Using the listing below, report each line holding the string "name".

» **Records to process**:
_____

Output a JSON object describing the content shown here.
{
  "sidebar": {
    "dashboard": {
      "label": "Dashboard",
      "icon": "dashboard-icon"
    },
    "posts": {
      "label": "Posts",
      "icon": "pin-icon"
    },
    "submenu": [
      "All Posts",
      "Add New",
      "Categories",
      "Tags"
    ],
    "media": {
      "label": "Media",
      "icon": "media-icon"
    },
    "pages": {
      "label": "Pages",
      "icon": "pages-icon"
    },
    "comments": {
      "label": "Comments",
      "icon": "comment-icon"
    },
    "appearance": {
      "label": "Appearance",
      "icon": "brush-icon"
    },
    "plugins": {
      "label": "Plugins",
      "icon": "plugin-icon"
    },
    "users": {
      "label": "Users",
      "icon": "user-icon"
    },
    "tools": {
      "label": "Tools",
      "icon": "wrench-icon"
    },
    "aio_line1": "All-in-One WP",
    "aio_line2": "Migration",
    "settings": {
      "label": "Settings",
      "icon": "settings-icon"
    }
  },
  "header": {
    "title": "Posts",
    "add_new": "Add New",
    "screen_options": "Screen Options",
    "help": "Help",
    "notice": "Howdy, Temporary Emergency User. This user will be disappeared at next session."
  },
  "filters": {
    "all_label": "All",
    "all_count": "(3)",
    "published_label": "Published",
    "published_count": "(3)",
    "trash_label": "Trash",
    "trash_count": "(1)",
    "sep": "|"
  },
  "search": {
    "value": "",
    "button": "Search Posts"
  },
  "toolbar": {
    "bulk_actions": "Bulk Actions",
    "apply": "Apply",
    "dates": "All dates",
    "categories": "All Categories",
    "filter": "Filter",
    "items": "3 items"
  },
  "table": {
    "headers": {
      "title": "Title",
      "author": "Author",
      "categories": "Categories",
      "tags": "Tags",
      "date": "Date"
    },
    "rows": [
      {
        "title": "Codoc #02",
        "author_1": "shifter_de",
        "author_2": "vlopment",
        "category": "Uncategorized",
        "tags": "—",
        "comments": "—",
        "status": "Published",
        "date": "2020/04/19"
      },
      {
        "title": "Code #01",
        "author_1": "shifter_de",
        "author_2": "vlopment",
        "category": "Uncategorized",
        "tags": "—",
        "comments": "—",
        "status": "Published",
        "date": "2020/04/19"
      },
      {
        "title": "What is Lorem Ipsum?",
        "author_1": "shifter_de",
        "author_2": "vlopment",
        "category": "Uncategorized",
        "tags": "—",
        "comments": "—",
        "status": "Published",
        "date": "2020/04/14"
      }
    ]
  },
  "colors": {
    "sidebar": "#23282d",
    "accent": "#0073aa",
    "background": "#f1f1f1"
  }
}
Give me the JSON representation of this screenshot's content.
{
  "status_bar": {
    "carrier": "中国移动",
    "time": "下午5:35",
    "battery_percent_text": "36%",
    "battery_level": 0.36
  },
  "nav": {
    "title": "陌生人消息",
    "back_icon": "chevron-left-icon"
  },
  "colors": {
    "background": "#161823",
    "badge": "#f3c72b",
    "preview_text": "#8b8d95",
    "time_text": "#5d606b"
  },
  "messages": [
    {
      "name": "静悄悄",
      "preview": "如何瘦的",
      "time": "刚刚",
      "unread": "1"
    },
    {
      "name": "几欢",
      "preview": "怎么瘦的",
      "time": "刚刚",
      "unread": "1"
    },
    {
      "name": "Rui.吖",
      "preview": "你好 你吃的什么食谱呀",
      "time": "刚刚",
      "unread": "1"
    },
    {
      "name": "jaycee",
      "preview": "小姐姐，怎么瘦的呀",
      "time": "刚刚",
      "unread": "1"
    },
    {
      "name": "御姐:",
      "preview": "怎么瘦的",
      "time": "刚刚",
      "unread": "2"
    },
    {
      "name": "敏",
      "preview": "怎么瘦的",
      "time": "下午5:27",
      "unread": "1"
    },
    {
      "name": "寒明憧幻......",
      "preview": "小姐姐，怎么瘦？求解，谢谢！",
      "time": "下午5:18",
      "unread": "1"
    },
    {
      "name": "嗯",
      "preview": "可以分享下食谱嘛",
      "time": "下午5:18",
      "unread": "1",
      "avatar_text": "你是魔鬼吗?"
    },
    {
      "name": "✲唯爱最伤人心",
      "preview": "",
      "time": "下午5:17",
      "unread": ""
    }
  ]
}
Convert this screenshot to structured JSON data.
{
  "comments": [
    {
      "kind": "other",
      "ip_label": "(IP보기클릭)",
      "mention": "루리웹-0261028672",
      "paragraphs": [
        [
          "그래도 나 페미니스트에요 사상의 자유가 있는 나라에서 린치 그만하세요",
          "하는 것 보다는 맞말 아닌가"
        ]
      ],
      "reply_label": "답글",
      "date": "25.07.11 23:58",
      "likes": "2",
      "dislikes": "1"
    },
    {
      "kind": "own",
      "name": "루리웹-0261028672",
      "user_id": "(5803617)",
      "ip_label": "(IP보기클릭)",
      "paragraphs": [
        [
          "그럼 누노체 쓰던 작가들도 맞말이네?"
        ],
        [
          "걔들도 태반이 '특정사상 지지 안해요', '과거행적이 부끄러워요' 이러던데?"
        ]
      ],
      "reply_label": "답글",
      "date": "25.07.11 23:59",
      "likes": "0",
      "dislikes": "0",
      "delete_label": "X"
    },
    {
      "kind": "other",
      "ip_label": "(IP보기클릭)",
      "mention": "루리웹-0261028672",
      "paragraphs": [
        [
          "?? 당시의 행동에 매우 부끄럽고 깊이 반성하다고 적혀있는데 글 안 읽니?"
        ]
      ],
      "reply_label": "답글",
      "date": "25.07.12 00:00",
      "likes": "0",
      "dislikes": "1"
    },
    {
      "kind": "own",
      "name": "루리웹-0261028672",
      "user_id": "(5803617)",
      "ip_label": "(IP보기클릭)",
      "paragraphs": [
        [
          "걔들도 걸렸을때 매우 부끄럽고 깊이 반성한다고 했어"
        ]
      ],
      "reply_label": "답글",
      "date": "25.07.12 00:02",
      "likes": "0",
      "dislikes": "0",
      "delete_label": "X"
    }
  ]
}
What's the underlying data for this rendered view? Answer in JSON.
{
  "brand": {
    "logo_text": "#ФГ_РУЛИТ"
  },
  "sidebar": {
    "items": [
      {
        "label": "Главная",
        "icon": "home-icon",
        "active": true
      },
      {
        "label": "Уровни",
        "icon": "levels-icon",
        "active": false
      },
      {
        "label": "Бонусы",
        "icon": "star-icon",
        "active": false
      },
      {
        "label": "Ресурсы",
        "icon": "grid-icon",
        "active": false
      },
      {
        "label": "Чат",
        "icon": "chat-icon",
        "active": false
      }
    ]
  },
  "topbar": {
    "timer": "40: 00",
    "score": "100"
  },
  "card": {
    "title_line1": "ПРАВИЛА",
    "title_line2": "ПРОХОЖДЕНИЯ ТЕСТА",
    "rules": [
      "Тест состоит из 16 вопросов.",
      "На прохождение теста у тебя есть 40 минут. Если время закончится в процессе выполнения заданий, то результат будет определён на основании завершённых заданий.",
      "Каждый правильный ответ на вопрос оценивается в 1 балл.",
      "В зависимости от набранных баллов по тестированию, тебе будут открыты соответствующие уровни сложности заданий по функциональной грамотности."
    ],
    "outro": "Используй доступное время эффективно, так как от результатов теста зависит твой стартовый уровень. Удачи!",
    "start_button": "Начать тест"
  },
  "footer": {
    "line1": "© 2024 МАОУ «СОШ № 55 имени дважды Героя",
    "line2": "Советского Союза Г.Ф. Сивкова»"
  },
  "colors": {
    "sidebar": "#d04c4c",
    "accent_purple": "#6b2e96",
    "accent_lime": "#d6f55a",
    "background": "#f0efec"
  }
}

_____

» **Final answer**:
      "name": "静悄悄",
      "name": "几欢",
      "name": "Rui.吖",
      "name": "jaycee",
      "name": "御姐:",
      "name": "敏",
      "name": "寒明憧幻......",
      "name": "嗯",
      "name": "✲唯爱最伤人心",
      "name": "루리웹-0261028672",
      "name": "루리웹-0261028672",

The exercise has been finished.